That particular indicator, debt>annual GDP, is far from meaningless. In fact, the very meaning is, your screwed. You are absolutely, 100%, no-nonse, over-the-waterfall, "I've fallen and I can't get up", FUBAR screwed.
We be braced.
“Debt equal to one year of GDP is accepted as the “point of no return” at which most countries will have to default on their debt. This is why it is so significant. It is a very reliable indicator of future default, and not very far in the future either.”
I disagree. On its own, the comparison has no meaning.
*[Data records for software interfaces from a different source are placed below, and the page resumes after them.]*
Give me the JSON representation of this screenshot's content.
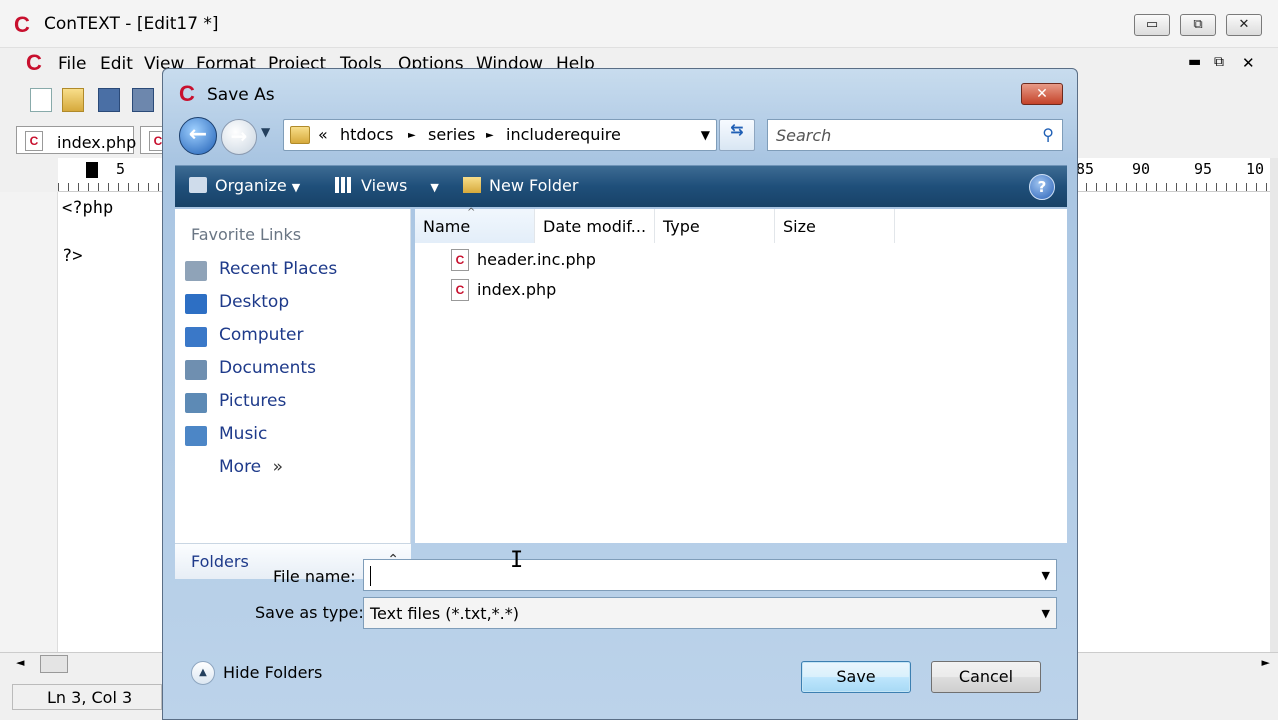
{
  "app": {
    "title": "ConTEXT - [Edit17 *]",
    "logo": "C",
    "caption_buttons": {
      "minimize": "▭",
      "restore": "⧉",
      "close": "✕"
    },
    "mdi_buttons": {
      "minimize": "▬",
      "restore": "⧉",
      "close": "✕"
    }
  },
  "menu": [
    "File",
    "Edit",
    "View",
    "Format",
    "Project",
    "Tools",
    "Options",
    "Window",
    "Help"
  ],
  "editor": {
    "tab_label": "index.php",
    "ruler_left": "5",
    "ruler_right": [
      "85",
      "90",
      "95",
      "10"
    ],
    "lines": [
      "<?php",
      "",
      "?>"
    ],
    "status_position": "Ln 3, Col 3"
  },
  "dialog": {
    "title": "Save As",
    "logo": "C",
    "close": "✕",
    "nav": {
      "back": "←",
      "forward": "→",
      "dropdown": "▼"
    },
    "address": {
      "prefix": "«",
      "crumbs": [
        "htdocs",
        "series",
        "includerequire"
      ],
      "separator": "►",
      "dropdown": "▼"
    },
    "refresh": "⇆",
    "search_placeholder": "Search",
    "search_icon": "magnifier-icon",
    "commands": {
      "organize": "Organize",
      "views": "Views",
      "new_folder": "New Folder",
      "arrow": "▼",
      "help": "?"
    },
    "favorite_links_header": "Favorite Links",
    "favorite_links": [
      {
        "label": "Recent Places",
        "icon": "recent-places-icon",
        "color": "#8fa3b8"
      },
      {
        "label": "Desktop",
        "icon": "desktop-icon",
        "color": "#2d6fc4"
      },
      {
        "label": "Computer",
        "icon": "computer-icon",
        "color": "#3a78c8"
      },
      {
        "label": "Documents",
        "icon": "documents-icon",
        "color": "#6f8fb0"
      },
      {
        "label": "Pictures",
        "icon": "pictures-icon",
        "color": "#5d8ab5"
      },
      {
        "label": "Music",
        "icon": "music-icon",
        "color": "#4c86c6"
      }
    ],
    "more_label": "More",
    "more_chevron": "»",
    "folders_label": "Folders",
    "folders_chevron": "⌃",
    "columns": [
      "Name",
      "Date modif...",
      "Type",
      "Size"
    ],
    "sort_indicator": "^",
    "files": [
      "header.inc.php",
      "index.php"
    ],
    "file_name_label": "File name:",
    "file_name_value": "",
    "save_type_label": "Save as type:",
    "save_type_value": "Text files (*.txt,*.*)",
    "hide_folders": "Hide Folders",
    "save_button": "Save",
    "cancel_button": "Cancel"
  },
  "colors": {
    "accent": "#c8102e",
    "link": "#1e3a8a",
    "cmdbar": "#1f4f7a"
  }
}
At the very least, one should also consider WHEN the debt is due along with the size of the debt.
Comparing the annual GDP to the total debt due in 1 year would be more interesting — but still far too simple to predict a “point of no return”.
Analogy: if you weigh more than the total amount of food you eat in 1 year, you are too fat; you’ve reached the point of no return. That’s nonsense. It makes no sense to consider the food you eat in a year, when the calories are mostly metabolized in a few days.
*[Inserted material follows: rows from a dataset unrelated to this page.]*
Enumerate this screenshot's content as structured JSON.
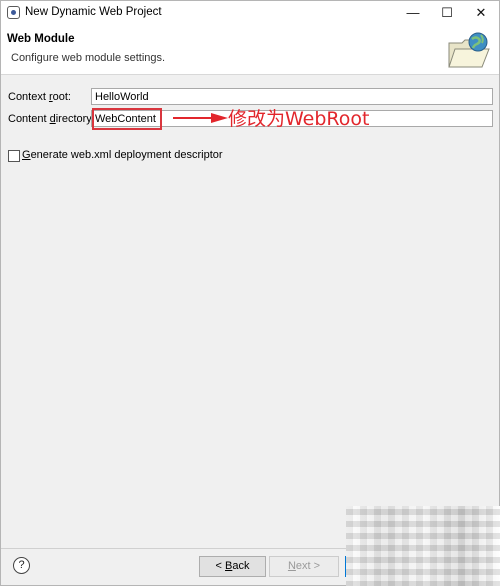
{
  "window": {
    "title": "New Dynamic Web Project",
    "controls": {
      "minimize": "—",
      "maximize": "☐",
      "close": "✕"
    }
  },
  "header": {
    "title": "Web Module",
    "description": "Configure web module settings.",
    "icon": "wizard-folder-globe-icon"
  },
  "form": {
    "context_root": {
      "label_pre": "Context ",
      "label_mnemonic": "r",
      "label_post": "oot:",
      "value": "HelloWorld"
    },
    "content_directory": {
      "label_pre": "Content ",
      "label_mnemonic": "d",
      "label_post": "irectory:",
      "value": "WebContent"
    },
    "generate_descriptor": {
      "label_mnemonic": "G",
      "label_post": "enerate web.xml deployment descriptor",
      "checked": false
    }
  },
  "annotation": {
    "text": "修改为WebRoot",
    "color": "#e2262c"
  },
  "footer": {
    "help": "?",
    "back": {
      "pre": "< ",
      "mnemonic": "B",
      "post": "ack"
    },
    "next": {
      "mnemonic": "N",
      "post": "ext >"
    }
  }
}
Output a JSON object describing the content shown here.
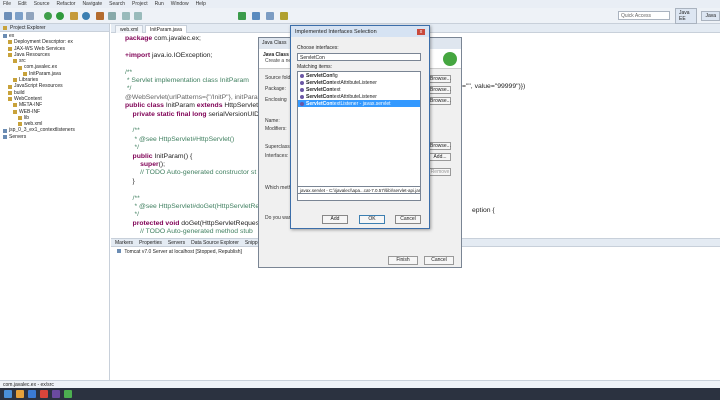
{
  "menu": [
    "File",
    "Edit",
    "Source",
    "Refactor",
    "Navigate",
    "Search",
    "Project",
    "Run",
    "Window",
    "Help"
  ],
  "quick_access": "Quick Access",
  "perspectives": [
    "Java EE",
    "Java"
  ],
  "explorer": {
    "title": "Project Explorer",
    "items": [
      {
        "label": "ex",
        "indent": 0
      },
      {
        "label": "Deployment Descriptor: ex",
        "indent": 1
      },
      {
        "label": "JAX-WS Web Services",
        "indent": 1
      },
      {
        "label": "Java Resources",
        "indent": 1
      },
      {
        "label": "src",
        "indent": 2
      },
      {
        "label": "com.javalec.ex",
        "indent": 3
      },
      {
        "label": "InitParam.java",
        "indent": 4
      },
      {
        "label": "Libraries",
        "indent": 2
      },
      {
        "label": "JavaScript Resources",
        "indent": 1
      },
      {
        "label": "build",
        "indent": 1
      },
      {
        "label": "WebContent",
        "indent": 1
      },
      {
        "label": "META-INF",
        "indent": 2
      },
      {
        "label": "WEB-INF",
        "indent": 2
      },
      {
        "label": "lib",
        "indent": 3
      },
      {
        "label": "web.xml",
        "indent": 3
      },
      {
        "label": "jsp_0_3_ex1_contextlisteners",
        "indent": 0
      },
      {
        "label": "Servers",
        "indent": 0
      }
    ]
  },
  "editor": {
    "tabs": [
      "web.xml",
      "InitParam.java"
    ],
    "lines": [
      [
        {
          "t": "package ",
          "c": "kw"
        },
        {
          "t": "com.javalec.ex;",
          "c": ""
        }
      ],
      [],
      [
        {
          "t": "+import ",
          "c": "kw"
        },
        {
          "t": "java.io.IOException;",
          "c": ""
        }
      ],
      [],
      [
        {
          "t": "/**",
          "c": "cm"
        }
      ],
      [
        {
          "t": " * Servlet implementation class InitParam",
          "c": "cm"
        }
      ],
      [
        {
          "t": " */",
          "c": "cm"
        }
      ],
      [
        {
          "t": "@WebServlet(urlPatterns={\"/InitP\"}, initParams=",
          "c": "an"
        }
      ],
      [
        {
          "t": "public class ",
          "c": "kw"
        },
        {
          "t": "InitParam ",
          "c": ""
        },
        {
          "t": "extends ",
          "c": "kw"
        },
        {
          "t": "HttpServlet {",
          "c": ""
        }
      ],
      [
        {
          "t": "    private static final long ",
          "c": "kw"
        },
        {
          "t": "serialVersionUID",
          "c": ""
        }
      ],
      [],
      [
        {
          "t": "    /**",
          "c": "cm"
        }
      ],
      [
        {
          "t": "     * @see HttpServlet#HttpServlet()",
          "c": "cm"
        }
      ],
      [
        {
          "t": "     */",
          "c": "cm"
        }
      ],
      [
        {
          "t": "    public ",
          "c": "kw"
        },
        {
          "t": "InitParam() {",
          "c": ""
        }
      ],
      [
        {
          "t": "        super",
          "c": "kw"
        },
        {
          "t": "();",
          "c": ""
        }
      ],
      [
        {
          "t": "        // TODO Auto-generated constructor st",
          "c": "cm"
        }
      ],
      [
        {
          "t": "    }",
          "c": ""
        }
      ],
      [],
      [
        {
          "t": "    /**",
          "c": "cm"
        }
      ],
      [
        {
          "t": "     * @see HttpServlet#doGet(HttpServletRequest",
          "c": "cm"
        }
      ],
      [
        {
          "t": "     */",
          "c": "cm"
        }
      ],
      [
        {
          "t": "    protected void ",
          "c": "kw"
        },
        {
          "t": "doGet(HttpServletRequest r",
          "c": ""
        }
      ],
      [
        {
          "t": "        // TODO Auto-generated method stub",
          "c": "cm"
        }
      ]
    ],
    "right_fragment_1": "=\"\", value=\"99999\")})",
    "right_fragment_2": "eption {"
  },
  "wizard": {
    "title": "Java Class",
    "header": "Java Class",
    "subheader": "Create a ne",
    "labels": {
      "source_folder": "Source folde",
      "package": "Package:",
      "enclosing": "Enclosing",
      "name": "Name:",
      "modifiers": "Modifiers:",
      "superclass": "Superclass:",
      "interfaces": "Interfaces:",
      "which_method": "Which meth",
      "do_you_want": "Do you wan"
    },
    "buttons": {
      "browse": "Browse...",
      "add": "Add...",
      "remove": "Remove",
      "finish": "Finish",
      "cancel": "Cancel"
    }
  },
  "dialog": {
    "title": "Implemented Interfaces Selection",
    "close": "x",
    "choose_label": "Choose interfaces:",
    "search_value": "ServletCon",
    "matching_label": "Matching items:",
    "items": [
      {
        "bold": "ServletCon",
        "rest": "fig",
        "selected": false
      },
      {
        "bold": "ServletCon",
        "rest": "textAttributeListener",
        "selected": false
      },
      {
        "bold": "ServletCon",
        "rest": "text",
        "selected": false
      },
      {
        "bold": "ServletCon",
        "rest": "textAttributeListener",
        "selected": false
      },
      {
        "bold": "ServletCon",
        "rest": "textListener - javax.servlet",
        "selected": true
      }
    ],
    "qualifier": "javax.servlet - C:\\\\javalec\\\\apa...cat-7.0.57\\\\lib\\\\servlet-api.jar",
    "buttons": {
      "add": "Add",
      "ok": "OK",
      "cancel": "Cancel"
    }
  },
  "bottom": {
    "tabs": [
      "Markers",
      "Properties",
      "Servers",
      "Data Source Explorer",
      "Snippets"
    ],
    "server": "Tomcat v7.0 Server at localhost [Stopped, Republish]"
  },
  "status": "com.javalec.ex - ex/src",
  "colors": {
    "keyword": "#7f0055",
    "comment": "#3f7f5f",
    "selection": "#3399ff",
    "dialog_border": "#3c6ea9"
  }
}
Feel free to disagree with a fact.
I did not say the USA must default. I said that the significance of debt greater than GDP is because it historically has proven to be a point of no return as seen by actual life experience.
For example, when someone owes more on their house than the house’s value, this TENDS TO BE an indicator tha many such owners will walk away from their house and let the bank foreclose. Some owners will chose to pay $200,000 for a home currently worth $100,000, but many others won’t.
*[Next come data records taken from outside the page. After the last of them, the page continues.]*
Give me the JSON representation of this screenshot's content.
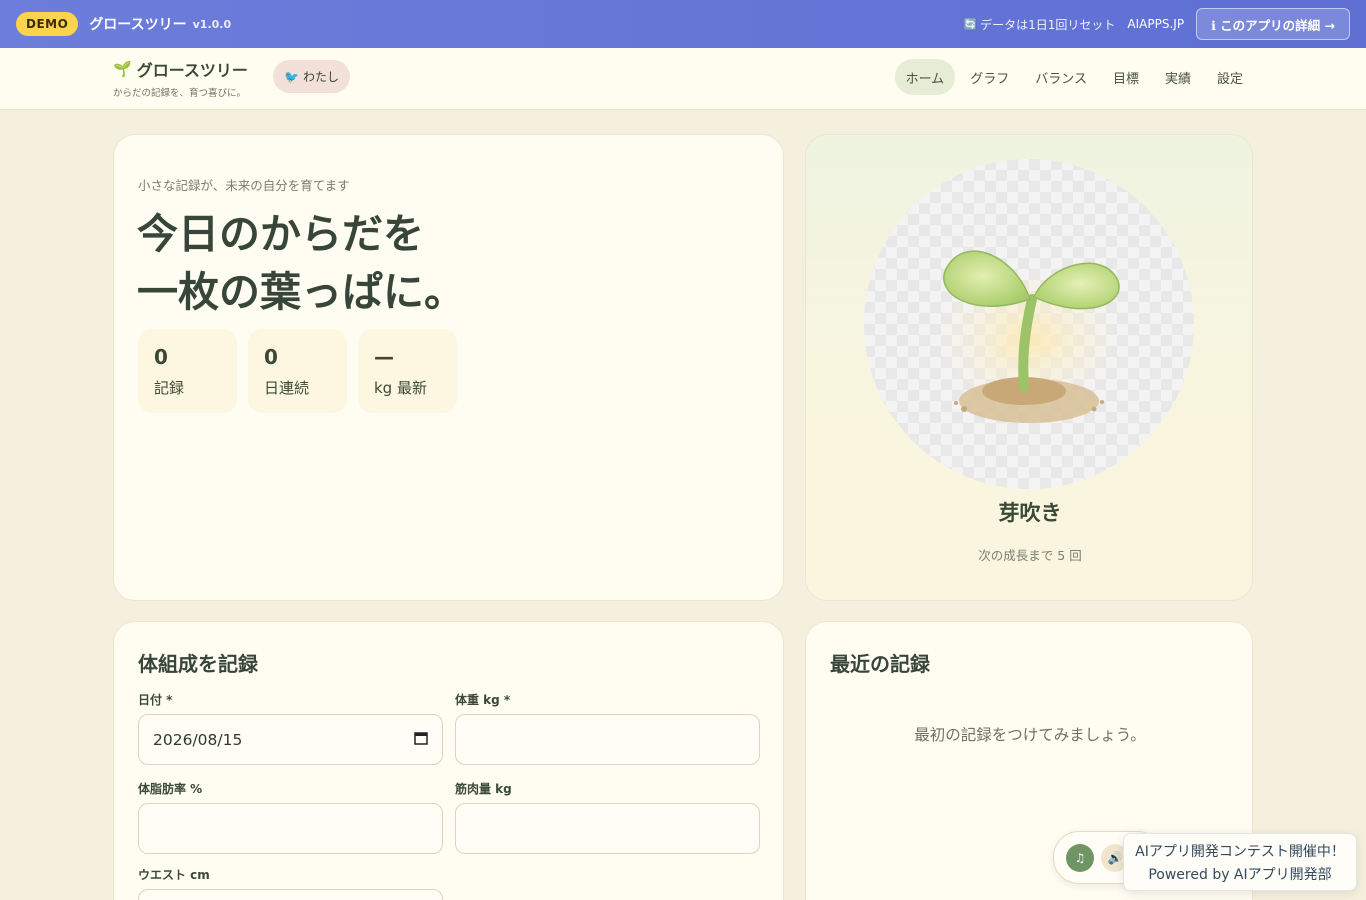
{
  "topbar": {
    "badge": "DEMO",
    "title": "グロースツリー",
    "version": "v1.0.0",
    "reset_icon": "🔄",
    "reset_note": "データは1日1回リセット",
    "site": "AIAPPS.JP",
    "detail_button": "ℹ このアプリの詳細 →"
  },
  "nav": {
    "brand_icon": "🌱",
    "brand_title": "グロースツリー",
    "brand_sub": "からだの記録を、育つ喜びに。",
    "user_icon": "🐦",
    "user_label": "わたし",
    "links": [
      "ホーム",
      "グラフ",
      "バランス",
      "目標",
      "実績",
      "設定"
    ],
    "active": "ホーム"
  },
  "hero": {
    "kicker": "小さな記録が、未来の自分を育てます",
    "title_line1": "今日のからだを",
    "title_line2": "一枚の葉っぱに。",
    "stats": [
      {
        "value": "0",
        "label": "記録"
      },
      {
        "value": "0",
        "label": "日連続"
      },
      {
        "value": "—",
        "label": "kg 最新"
      }
    ]
  },
  "plant": {
    "stage": "芽吹き",
    "next": "次の成長まで 5 回"
  },
  "form": {
    "title": "体組成を記録",
    "date_label": "日付 *",
    "date_value": "2026/08/15",
    "weight_label": "体重 kg *",
    "weight_value": "",
    "fat_label": "体脂肪率 %",
    "fat_value": "",
    "muscle_label": "筋肉量 kg",
    "muscle_value": "",
    "waist_label": "ウエスト cm",
    "waist_value": ""
  },
  "recent": {
    "title": "最近の記録",
    "empty": "最初の記録をつけてみましょう。"
  },
  "widgets": {
    "music_icon": "♫",
    "speaker_icon": "🔊",
    "contest_line1": "AIアプリ開発コンテスト開催中！",
    "contest_line2": "Powered by AIアプリ開発部"
  },
  "colors": {
    "topbar": "#6c7ddb",
    "background": "#f5f0dd",
    "accent_green": "#6f9564",
    "demo_badge": "#fcd34d"
  }
}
So regarding home foreclosure, when home value is below home loan amount, it becomes a reliable indicator of potential foreclosure with many people chosing to default on their home loan.
With respect to nations, when the national debt is above annual GDP, it become a reliable indicator that the nation will default on the debt in some way, either non-payment or severe inflation.
Disagree all you want with a reliable historic indicator. It’s OK. You can also disagree that smoking TENDS to cause lung cancer even though George burns lived to 100 years old. That’s your perogative.
A question was asked about why National Debt greater than annual GDP is significant, and I answered it. It’s OK you don’t like the answer.
Sorry, I don’t agree with either your assertion or your house comparison.
If annual GDP vs. national debt, ignoring all other factors, is a “reliable” indicator of anything, please offer some evidence. I’ll be happy to study it.
House debt vs. house value is a totally different kind of comparison. A similar comparison for a country would be something like national (government) debt vs. total government assets.
Annual GDP vs. national debt would correspond to a house’s annual rental income vs. the house’s debt. If the debt is due in a year (and the only money available to pay it comes from the rent), the comparison is interesting. If the debt is due over a 30 year period, not so interesting.
I’m NOT saying the debt vs. GDP comparison isn’t useful. I’m saying that using ANNUAL GDP - as opposed to some other time period that might be more relevant to the repayment of the debt - is arbitrary. Whether the ANNUAL comparison is a good predictor must depend on other factors which aren’t apparent from this simple ratio.
You’d have a MUCH more relevant comparison if you compared debt to GDP added up over some time period related to repayment schedule of the debt. But that’s much harder to figure out, because it requires analyzing the debt in great detail. The media is too lazy to do that, and when competent economists do it, the media mostly ignores it.
One more example to try to illustrate my point:
Country A’s debt is due in 1 year. Country B’s debt is due in 10 years. Both have exactly the same ratio of total debt to annual GDP. Everything else about them is the same. If the ratio - on it’s own - is a reliable indicator, we should predict that both countries are equally likely to default. But that prediction seems pretty bad to me.